Chief Secretary to the Treasury visits Oxford BioMedica

22 February 2015


Oxford, UK – 23 February 2015: Oxford BioMedica plc (LSE: OXB), (“OXB” or “the Company”) a leading gene and cell therapy company, today welcomed the Rt Hon Danny Alexander, Chief Secretary to the Treasury, to its laboratories on the Oxford Science Park.

During the visit, the Chief Secretary to the Treasury toured the Company’s process development lab, a facility dedicated to the development of robust and scalable manufacturing processes for gene and cell based therapies that have the potential to transform medicine.

In recognition of Oxford BioMedica’s leading position in gene and cell therapy, the Company was awarded a combination of grant and loan funding worth £7.1 million under the UK Government’s Advanced Manufacturing Supply Chain Initiative (AMSCI) in 2013. The funding was awarded to the Company to support Oxford BioMedica in becoming a world-leader and UK Centre of Excellence in the manufacture and supply chain of gene and cell based therapies.

Chief Secretary to the Treasury Danny Alexander said: “Our science base is one of the UK’s most prized economic assets and I want us to remain a world-leader in science.
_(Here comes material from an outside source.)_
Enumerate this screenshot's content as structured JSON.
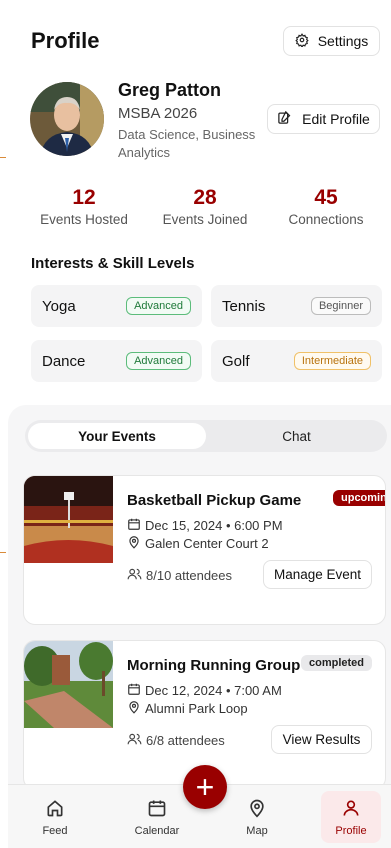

That’s why this government has committed £345m to the Advanced Manufacturing Supply Chain Initiative (AMSCI) to help strengthen and grow advanced manufacturing supply chains in the UK.

“It’s great to visit Oxford BioMedica, which has invested AMSCI funding into becoming a world leader in the biopharmaceutical sector, creating new highly skilled local jobs that contribute to a stronger regional and national economy.”

John Dawson, Chief Executive Officer of Oxford BioMedica, said: “Positive actions in life sciences by the government in recent years have helped to create a much more encouraging funding environment in the UK. Specific items such as R&D tax breaks and the Innovate UK fund have been enormously helpful and the AMSCI funding in particular has undoubtedly helped us to win a major contract with Novartis in the field of cell therapy last year.”